------ Data excerpts

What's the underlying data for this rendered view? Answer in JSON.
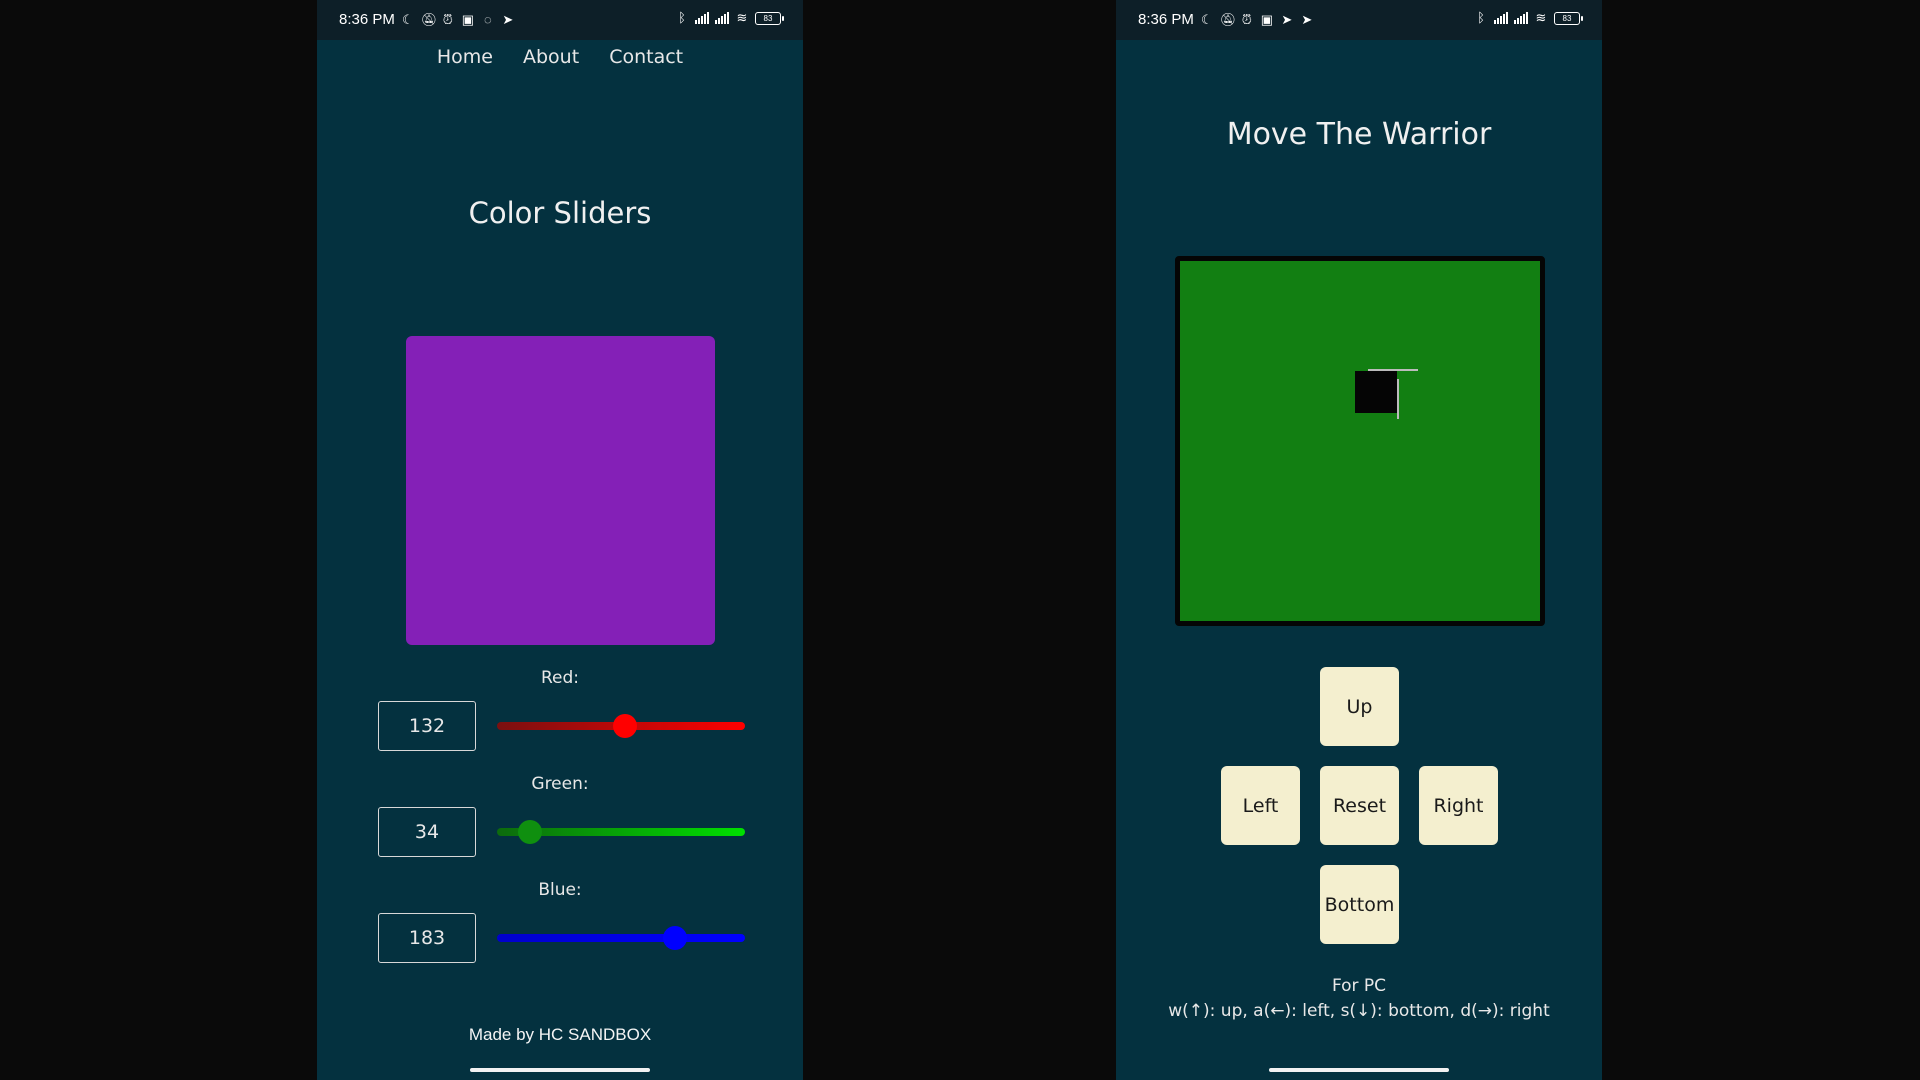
{
  "left_phone": {
    "status": {
      "time": "8:36 PM",
      "left_icons": [
        "moon-icon",
        "bell-off-icon",
        "alarm-icon",
        "nfc-icon",
        "whatsapp-icon",
        "telegram-icon"
      ],
      "right_icons": [
        "bluetooth-icon",
        "signal-icon",
        "signal-icon",
        "wifi-icon"
      ],
      "battery": "83"
    },
    "nav": [
      "Home",
      "About",
      "Contact"
    ],
    "title": "Color Sliders",
    "preview_color": "#8420b7",
    "sliders": [
      {
        "label": "Red:",
        "value": "132",
        "fraction": 0.518,
        "track_start": "#7a1010",
        "track_end": "#ff0000",
        "thumb": "#ff0000"
      },
      {
        "label": "Green:",
        "value": "34",
        "fraction": 0.133,
        "track_start": "#0d6a0d",
        "track_end": "#00e000",
        "thumb": "#0f8f0f"
      },
      {
        "label": "Blue:",
        "value": "183",
        "fraction": 0.718,
        "track_start": "#0000cc",
        "track_end": "#0000ff",
        "thumb": "#0000ff"
      }
    ],
    "footer": "Made by HC SANDBOX"
  },
  "right_phone": {
    "status": {
      "time": "8:36 PM",
      "left_icons": [
        "moon-icon",
        "bell-off-icon",
        "alarm-icon",
        "nfc-icon",
        "telegram-icon",
        "telegram-icon"
      ],
      "right_icons": [
        "bluetooth-icon",
        "signal-icon",
        "signal-icon",
        "wifi-icon"
      ],
      "battery": "83"
    },
    "title": "Move The Warrior",
    "board_color": "#127f12",
    "controls": {
      "up": "Up",
      "left": "Left",
      "reset": "Reset",
      "right": "Right",
      "bottom": "Bottom"
    },
    "help_title": "For PC",
    "help_keys": "w(↑): up, a(←): left, s(↓): bottom, d(→): right"
  }
}
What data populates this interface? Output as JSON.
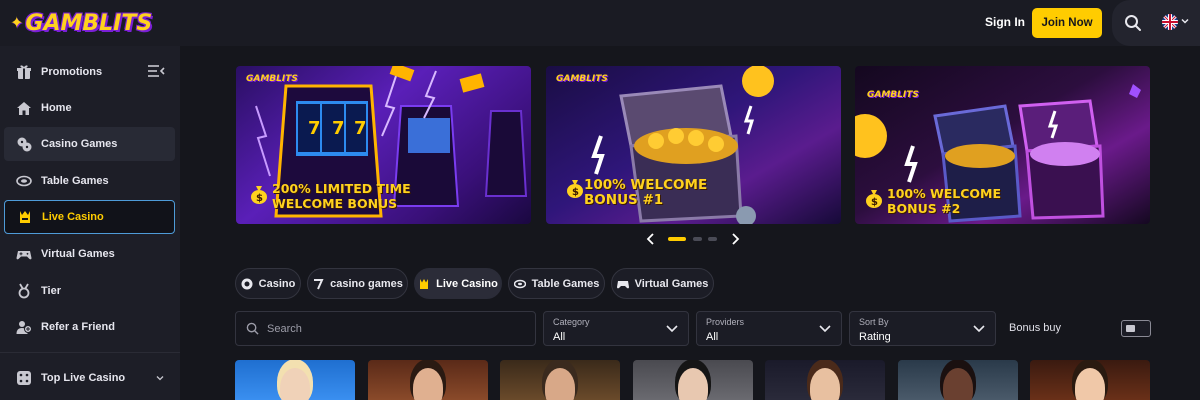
{
  "header": {
    "logo_text": "GAMBLITS",
    "signin_label": "Sign In",
    "join_label": "Join Now",
    "search_icon": "search-icon",
    "language_flag": "uk-flag-icon",
    "accent_color": "#ffcc00"
  },
  "sidebar": {
    "items": [
      {
        "label": "Promotions",
        "icon": "gift-icon"
      },
      {
        "label": "Home",
        "icon": "home-icon"
      },
      {
        "label": "Casino Games",
        "icon": "dice-icon"
      },
      {
        "label": "Table Games",
        "icon": "table-icon"
      },
      {
        "label": "Live Casino",
        "icon": "crown-icon"
      },
      {
        "label": "Virtual Games",
        "icon": "gamepad-icon"
      },
      {
        "label": "Tier",
        "icon": "trophy-icon"
      },
      {
        "label": "Refer a Friend",
        "icon": "users-icon"
      },
      {
        "label": "Top Live Casino",
        "icon": "dice-icon"
      }
    ],
    "active_item": "Live Casino"
  },
  "banners": [
    {
      "line1": "200% LIMITED TIME",
      "line2": "WELCOME BONUS",
      "logo": "GAMBLITS"
    },
    {
      "line1": "100% WELCOME",
      "line2": "BONUS #1",
      "logo": "GAMBLITS"
    },
    {
      "line1": "100% WELCOME",
      "line2": "BONUS #2",
      "logo": "GAMBLITS"
    }
  ],
  "carousel": {
    "current": 1,
    "total": 3
  },
  "chips": [
    {
      "label": "Casino",
      "icon": "casino-chip-icon",
      "active": false
    },
    {
      "label": "casino games",
      "icon": "seven-icon",
      "active": false
    },
    {
      "label": "Live Casino",
      "icon": "crown-icon",
      "active": true
    },
    {
      "label": "Table Games",
      "icon": "table-icon",
      "active": false
    },
    {
      "label": "Virtual Games",
      "icon": "gamepad-icon",
      "active": false
    }
  ],
  "filters": {
    "search_placeholder": "Search",
    "category": {
      "label": "Category",
      "value": "All"
    },
    "providers": {
      "label": "Providers",
      "value": "All"
    },
    "sort": {
      "label": "Sort By",
      "value": "Rating"
    },
    "bonus_buy_label": "Bonus buy",
    "bonus_buy_enabled": false
  }
}
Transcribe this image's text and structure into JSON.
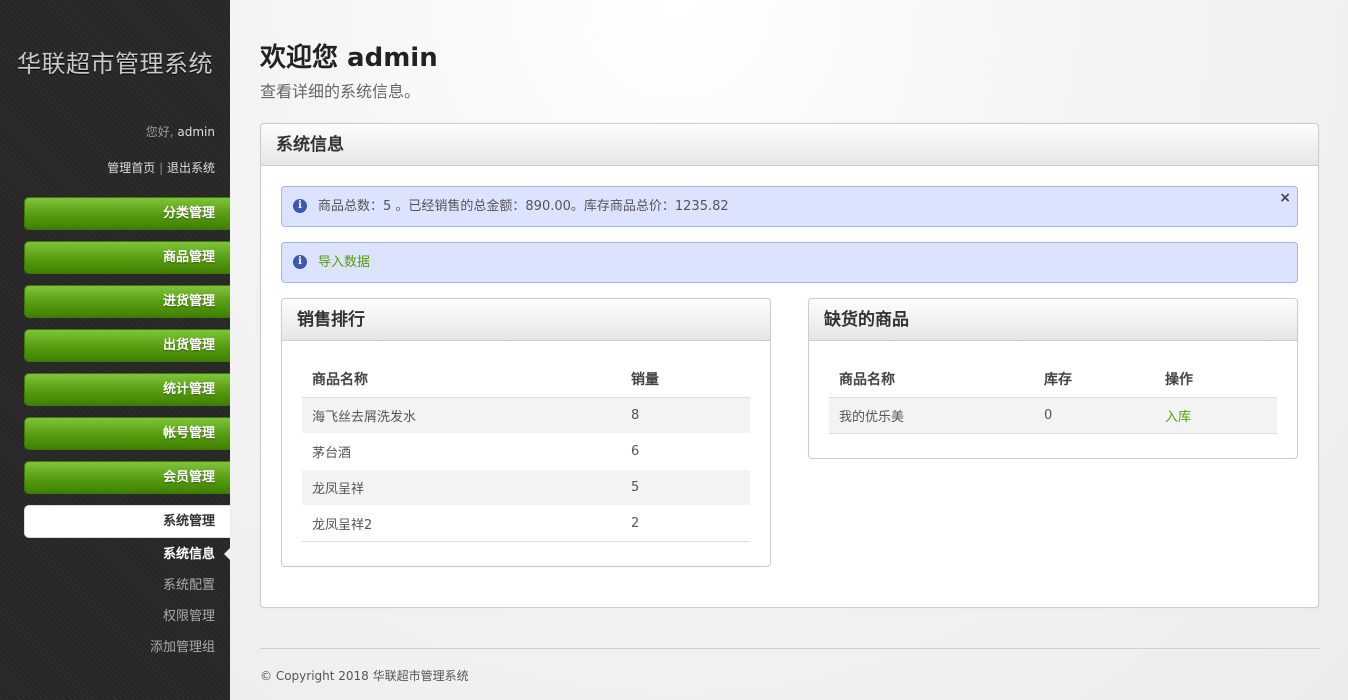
{
  "sidebar": {
    "app_title": "华联超市管理系统",
    "greeting_prefix": "您好,",
    "username": "admin",
    "links": {
      "home": "管理首页",
      "separator": "|",
      "logout": "退出系统"
    },
    "menu": [
      {
        "label": "分类管理"
      },
      {
        "label": "商品管理"
      },
      {
        "label": "进货管理"
      },
      {
        "label": "出货管理"
      },
      {
        "label": "统计管理"
      },
      {
        "label": "帐号管理"
      },
      {
        "label": "会员管理"
      },
      {
        "label": "系统管理"
      }
    ],
    "submenu": [
      {
        "label": "系统信息"
      },
      {
        "label": "系统配置"
      },
      {
        "label": "权限管理"
      },
      {
        "label": "添加管理组"
      }
    ]
  },
  "main": {
    "title": "欢迎您 admin",
    "subtitle": "查看详细的系统信息。",
    "system_box": {
      "title": "系统信息",
      "notice_stats": "商品总数：5 。已经销售的总金额：890.00。库存商品总价：1235.82",
      "notice_close": "×",
      "notice_import": "导入数据",
      "info_icon": "i"
    },
    "sales_box": {
      "title": "销售排行",
      "columns": [
        "商品名称",
        "销量"
      ],
      "rows": [
        [
          "海飞丝去屑洗发水",
          "8"
        ],
        [
          "茅台酒",
          "6"
        ],
        [
          "龙凤呈祥",
          "5"
        ],
        [
          "龙凤呈祥2",
          "2"
        ]
      ]
    },
    "stock_box": {
      "title": "缺货的商品",
      "columns": [
        "商品名称",
        "库存",
        "操作"
      ],
      "rows": [
        [
          "我的优乐美",
          "0",
          "入库"
        ]
      ]
    },
    "footer": "© Copyright 2018 华联超市管理系统"
  },
  "colors": {
    "menu_green": "#569c0e",
    "notice_bg": "#dbe3ff",
    "link_green": "#5a9c0a",
    "sidebar_bg": "#282828"
  },
  "icons": [
    "info-icon",
    "close-icon"
  ]
}
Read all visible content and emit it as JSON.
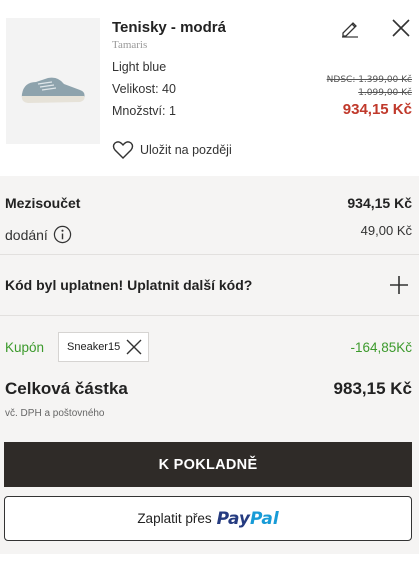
{
  "product": {
    "title": "Tenisky - modrá",
    "brand": "Tamaris",
    "color": "Light blue",
    "size": "Velikost: 40",
    "quantity": "Množství: 1",
    "old_price_1": "NDSC: 1.399,00 Kč",
    "old_price_2": "1.099,00 Kč",
    "price": "934,15 Kč",
    "save_later_label": "Uložit na později",
    "price_color": "#c0392b"
  },
  "summary": {
    "subtotal_label": "Mezisoučet",
    "subtotal_value": "934,15 Kč",
    "delivery_label": "dodání",
    "delivery_value": "49,00 Kč",
    "code_row_label": "Kód byl uplatnen! Uplatnit další kód?",
    "coupon_label": "Kupón",
    "coupon_code": "Sneaker15",
    "coupon_value": "-164,85Kč",
    "coupon_color": "#3c9a2c",
    "total_label": "Celková částka",
    "total_value": "983,15 Kč",
    "total_note": "vč. DPH a poštovného"
  },
  "actions": {
    "checkout_label": "K POKLADNĚ",
    "paypal_prefix": "Zaplatit přes",
    "paypal_logo_1": "Pay",
    "paypal_logo_2": "Pal"
  },
  "icons": {
    "edit": "pencil-icon",
    "remove": "close-icon",
    "wishlist": "heart-icon",
    "info": "info-icon",
    "expand": "plus-icon",
    "remove_coupon": "close-icon"
  }
}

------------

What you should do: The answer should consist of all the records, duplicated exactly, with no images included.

Output of the task:
What's the underlying data for this rendered view? Answer in JSON.
{
  "left_phone": {
    "status": {
      "time": "8:36 PM",
      "left_icons": [
        "moon-icon",
        "bell-off-icon",
        "alarm-icon",
        "nfc-icon",
        "whatsapp-icon",
        "telegram-icon"
      ],
      "right_icons": [
        "bluetooth-icon",
        "signal-icon",
        "signal-icon",
        "wifi-icon"
      ],
      "battery": "83"
    },
    "nav": [
      "Home",
      "About",
      "Contact"
    ],
    "title": "Color Sliders",
    "preview_color": "#8420b7",
    "sliders": [
      {
        "label": "Red:",
        "value": "132",
        "fraction": 0.518,
        "track_start": "#7a1010",
        "track_end": "#ff0000",
        "thumb": "#ff0000"
      },
      {
        "label": "Green:",
        "value": "34",
        "fraction": 0.133,
        "track_start": "#0d6a0d",
        "track_end": "#00e000",
        "thumb": "#0f8f0f"
      },
      {
        "label": "Blue:",
        "value": "183",
        "fraction": 0.718,
        "track_start": "#0000cc",
        "track_end": "#0000ff",
        "thumb": "#0000ff"
      }
    ],
    "footer": "Made by HC SANDBOX"
  },
  "right_phone": {
    "status": {
      "time": "8:36 PM",
      "left_icons": [
        "moon-icon",
        "bell-off-icon",
        "alarm-icon",
        "nfc-icon",
        "telegram-icon",
        "telegram-icon"
      ],
      "right_icons": [
        "bluetooth-icon",
        "signal-icon",
        "signal-icon",
        "wifi-icon"
      ],
      "battery": "83"
    },
    "title": "Move The Warrior",
    "board_color": "#127f12",
    "controls": {
      "up": "Up",
      "left": "Left",
      "reset": "Reset",
      "right": "Right",
      "bottom": "Bottom"
    },
    "help_title": "For PC",
    "help_keys": "w(↑): up, a(←): left, s(↓): bottom, d(→): right"
  }
}
What data populates this interface? Output as JSON.
{
  "header": {
    "logo_text": "GAMBLITS",
    "signin_label": "Sign In",
    "join_label": "Join Now",
    "search_icon": "search-icon",
    "language_flag": "uk-flag-icon",
    "accent_color": "#ffcc00"
  },
  "sidebar": {
    "items": [
      {
        "label": "Promotions",
        "icon": "gift-icon"
      },
      {
        "label": "Home",
        "icon": "home-icon"
      },
      {
        "label": "Casino Games",
        "icon": "dice-icon"
      },
      {
        "label": "Table Games",
        "icon": "table-icon"
      },
      {
        "label": "Live Casino",
        "icon": "crown-icon"
      },
      {
        "label": "Virtual Games",
        "icon": "gamepad-icon"
      },
      {
        "label": "Tier",
        "icon": "trophy-icon"
      },
      {
        "label": "Refer a Friend",
        "icon": "users-icon"
      },
      {
        "label": "Top Live Casino",
        "icon": "dice-icon"
      }
    ],
    "active_item": "Live Casino"
  },
  "banners": [
    {
      "line1": "200% LIMITED TIME",
      "line2": "WELCOME BONUS",
      "logo": "GAMBLITS"
    },
    {
      "line1": "100% WELCOME",
      "line2": "BONUS #1",
      "logo": "GAMBLITS"
    },
    {
      "line1": "100% WELCOME",
      "line2": "BONUS #2",
      "logo": "GAMBLITS"
    }
  ],
  "carousel": {
    "current": 1,
    "total": 3
  },
  "chips": [
    {
      "label": "Casino",
      "icon": "casino-chip-icon",
      "active": false
    },
    {
      "label": "casino games",
      "icon": "seven-icon",
      "active": false
    },
    {
      "label": "Live Casino",
      "icon": "crown-icon",
      "active": true
    },
    {
      "label": "Table Games",
      "icon": "table-icon",
      "active": false
    },
    {
      "label": "Virtual Games",
      "icon": "gamepad-icon",
      "active": false
    }
  ],
  "filters": {
    "search_placeholder": "Search",
    "category": {
      "label": "Category",
      "value": "All"
    },
    "providers": {
      "label": "Providers",
      "value": "All"
    },
    "sort": {
      "label": "Sort By",
      "value": "Rating"
    },
    "bonus_buy_label": "Bonus buy",
    "bonus_buy_enabled": false
  }
}
Transcribe this image's text and structure into JSON.
{
  "sidebar": {
    "app_title": "华联超市管理系统",
    "greeting_prefix": "您好,",
    "username": "admin",
    "links": {
      "home": "管理首页",
      "separator": "|",
      "logout": "退出系统"
    },
    "menu": [
      {
        "label": "分类管理"
      },
      {
        "label": "商品管理"
      },
      {
        "label": "进货管理"
      },
      {
        "label": "出货管理"
      },
      {
        "label": "统计管理"
      },
      {
        "label": "帐号管理"
      },
      {
        "label": "会员管理"
      },
      {
        "label": "系统管理"
      }
    ],
    "submenu": [
      {
        "label": "系统信息"
      },
      {
        "label": "系统配置"
      },
      {
        "label": "权限管理"
      },
      {
        "label": "添加管理组"
      }
    ]
  },
  "main": {
    "title": "欢迎您 admin",
    "subtitle": "查看详细的系统信息。",
    "system_box": {
      "title": "系统信息",
      "notice_stats": "商品总数：5 。已经销售的总金额：890.00。库存商品总价：1235.82",
      "notice_close": "×",
      "notice_import": "导入数据",
      "info_icon": "i"
    },
    "sales_box": {
      "title": "销售排行",
      "columns": [
        "商品名称",
        "销量"
      ],
      "rows": [
        [
          "海飞丝去屑洗发水",
          "8"
        ],
        [
          "茅台酒",
          "6"
        ],
        [
          "龙凤呈祥",
          "5"
        ],
        [
          "龙凤呈祥2",
          "2"
        ]
      ]
    },
    "stock_box": {
      "title": "缺货的商品",
      "columns": [
        "商品名称",
        "库存",
        "操作"
      ],
      "rows": [
        [
          "我的优乐美",
          "0",
          "入库"
        ]
      ]
    },
    "footer": "© Copyright 2018 华联超市管理系统"
  },
  "colors": {
    "menu_green": "#569c0e",
    "notice_bg": "#dbe3ff",
    "link_green": "#5a9c0a",
    "sidebar_bg": "#282828"
  },
  "icons": [
    "info-icon",
    "close-icon"
  ]
}
Read all visible content and emit it as JSON.
{
  "product": {
    "title": "Tenisky - modrá",
    "brand": "Tamaris",
    "color": "Light blue",
    "size": "Velikost: 40",
    "quantity": "Množství: 1",
    "old_price_1": "NDSC: 1.399,00 Kč",
    "old_price_2": "1.099,00 Kč",
    "price": "934,15 Kč",
    "save_later_label": "Uložit na později",
    "price_color": "#c0392b"
  },
  "summary": {
    "subtotal_label": "Mezisoučet",
    "subtotal_value": "934,15 Kč",
    "delivery_label": "dodání",
    "delivery_value": "49,00 Kč",
    "code_row_label": "Kód byl uplatnen! Uplatnit další kód?",
    "coupon_label": "Kupón",
    "coupon_code": "Sneaker15",
    "coupon_value": "-164,85Kč",
    "coupon_color": "#3c9a2c",
    "total_label": "Celková částka",
    "total_value": "983,15 Kč",
    "total_note": "vč. DPH a poštovného"
  },
  "actions": {
    "checkout_label": "K POKLADNĚ",
    "paypal_prefix": "Zaplatit přes",
    "paypal_logo_1": "Pay",
    "paypal_logo_2": "Pal"
  },
  "icons": {
    "edit": "pencil-icon",
    "remove": "close-icon",
    "wishlist": "heart-icon",
    "info": "info-icon",
    "expand": "plus-icon",
    "remove_coupon": "close-icon"
  }
}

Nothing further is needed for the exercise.